The senators — including Sanders and Democrats Tina Smith, Elizabeth Warren, Jeff Merkley, Edward Markey, Mazie Hirono, Peter Welch, Richard Blumenthal, Jack Reed, Sheldon Whitehouse and John Fetterman — accused Republicans of negotiating in bad faith. “Republicans have made it clear that they are prepared to hold our entire economy hostage unless you accede to their demands to reduce the deficit on the backs of working families,” the lawmakers wrote. “That is simply unacceptable.”
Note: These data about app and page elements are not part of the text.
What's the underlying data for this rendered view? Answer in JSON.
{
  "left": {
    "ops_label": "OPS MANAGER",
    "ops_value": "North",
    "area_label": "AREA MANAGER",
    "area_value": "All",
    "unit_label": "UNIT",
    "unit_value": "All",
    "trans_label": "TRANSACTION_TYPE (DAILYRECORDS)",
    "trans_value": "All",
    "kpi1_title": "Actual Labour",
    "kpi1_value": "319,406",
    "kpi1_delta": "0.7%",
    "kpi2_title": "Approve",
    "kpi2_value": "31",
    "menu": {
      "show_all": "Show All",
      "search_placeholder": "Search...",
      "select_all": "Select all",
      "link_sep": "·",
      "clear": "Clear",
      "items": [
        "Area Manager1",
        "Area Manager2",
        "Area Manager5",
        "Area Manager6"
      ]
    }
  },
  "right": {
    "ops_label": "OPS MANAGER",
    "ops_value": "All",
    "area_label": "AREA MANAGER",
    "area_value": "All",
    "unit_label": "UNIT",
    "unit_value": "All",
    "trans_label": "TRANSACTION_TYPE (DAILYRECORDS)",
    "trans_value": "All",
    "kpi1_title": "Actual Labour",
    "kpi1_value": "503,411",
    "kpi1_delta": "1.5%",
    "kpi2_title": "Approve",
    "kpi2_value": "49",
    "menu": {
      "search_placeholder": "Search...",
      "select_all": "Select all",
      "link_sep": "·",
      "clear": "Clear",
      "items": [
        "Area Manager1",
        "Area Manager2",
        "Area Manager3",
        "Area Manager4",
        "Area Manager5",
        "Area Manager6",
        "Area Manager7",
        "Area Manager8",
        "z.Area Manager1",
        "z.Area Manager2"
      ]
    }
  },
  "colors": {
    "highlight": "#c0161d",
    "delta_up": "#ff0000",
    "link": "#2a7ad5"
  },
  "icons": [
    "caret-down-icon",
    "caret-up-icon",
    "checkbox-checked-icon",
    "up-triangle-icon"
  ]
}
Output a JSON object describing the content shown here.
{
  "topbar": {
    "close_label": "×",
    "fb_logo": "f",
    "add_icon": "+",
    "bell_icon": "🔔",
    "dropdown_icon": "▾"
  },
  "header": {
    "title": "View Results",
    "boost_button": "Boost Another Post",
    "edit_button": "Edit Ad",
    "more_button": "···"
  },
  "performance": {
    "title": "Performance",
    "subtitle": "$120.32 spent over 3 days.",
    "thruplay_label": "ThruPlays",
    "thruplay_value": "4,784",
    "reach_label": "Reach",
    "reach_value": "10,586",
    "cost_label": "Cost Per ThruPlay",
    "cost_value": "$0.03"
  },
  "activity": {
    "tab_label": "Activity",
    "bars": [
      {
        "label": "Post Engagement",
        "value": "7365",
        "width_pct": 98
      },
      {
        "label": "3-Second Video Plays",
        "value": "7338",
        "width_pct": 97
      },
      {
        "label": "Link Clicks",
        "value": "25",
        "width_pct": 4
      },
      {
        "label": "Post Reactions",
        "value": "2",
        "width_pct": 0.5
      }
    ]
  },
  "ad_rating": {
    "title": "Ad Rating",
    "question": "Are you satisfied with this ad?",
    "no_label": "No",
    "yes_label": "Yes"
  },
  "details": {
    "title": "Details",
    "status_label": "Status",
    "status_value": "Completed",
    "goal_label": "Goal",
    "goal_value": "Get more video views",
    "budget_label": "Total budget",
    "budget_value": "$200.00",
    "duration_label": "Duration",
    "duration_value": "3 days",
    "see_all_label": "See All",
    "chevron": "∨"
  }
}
Republicans refuse to consider any revenue increases to address the deficit, the senators said, leaving Democrats with a choice between significant spending cuts and the economic catastrophe that would likely result from a default. “Republicans’ unwillingness to consider one penny in new revenue from the wealthy and large corporations, along with their diminishment of the disastrous consequences of default, have made it seemingly impossible to enact a bipartisan budget deal at this time,” they wrote.

As an alternative, the senators called on Biden to take a different approach: “We write to urgently request that you prepare to exercise your authority under the 14th Amendment of the Constitution, which clearly states: ‘the validity of the public debt of the United States … shall not be questioned.”

Progressive Democrats in the House are also pushing back against any potential deal that involves spending cuts. Rep. Jamaal Bowman told CNN’s Manu Raju that he was concerned that the White House is giving too much away in the negotiations with McCarthy. “Yes, I’m concerned about that,” he said. “We shouldn’t be negotiating.” Rep. Pramila Jayapal, who leads the Progressive Caucus, struck a similar pose, saying, “We should not reward the hostage takers.”

Grumblings on the right: Liberal Democrats aren’t the only ones worried about the shape of the eventual deal between McCarthy and the White House. The far-right House Freedom Caucus released a statement Thursday expressing support for the bill passed by the House that would cut spending by $4.8 trillion over 10 years in exchange for raising the debt limit by $1.5 trillion — terms that can’t gain any kind of bipartisan support.

“The U.S. House of Representatives has done its job in passing the Limit, Save, Grow Act to provide a mechanism to raise the debt ceiling,” the group said. “This legislation is the official position of the House Freedom Caucus and, by its passage with 217 votes, the entire House Republican Conference.”

The group called on “Speaker McCarthy and Senate Republicans to use every leverage and tool at their disposal to ensure the Limit, Save, Grow Act is signed into law,” adding, “There should be no further discussion until the Senate passes the legislation.”

The bottom line: Negotiators say things are going well, but criticism is growing on both the left and the right, reminding everyone of just how difficult it may be to build enough support to turn a McCarthy-Biden agreement into a catastrophe-avoiding law.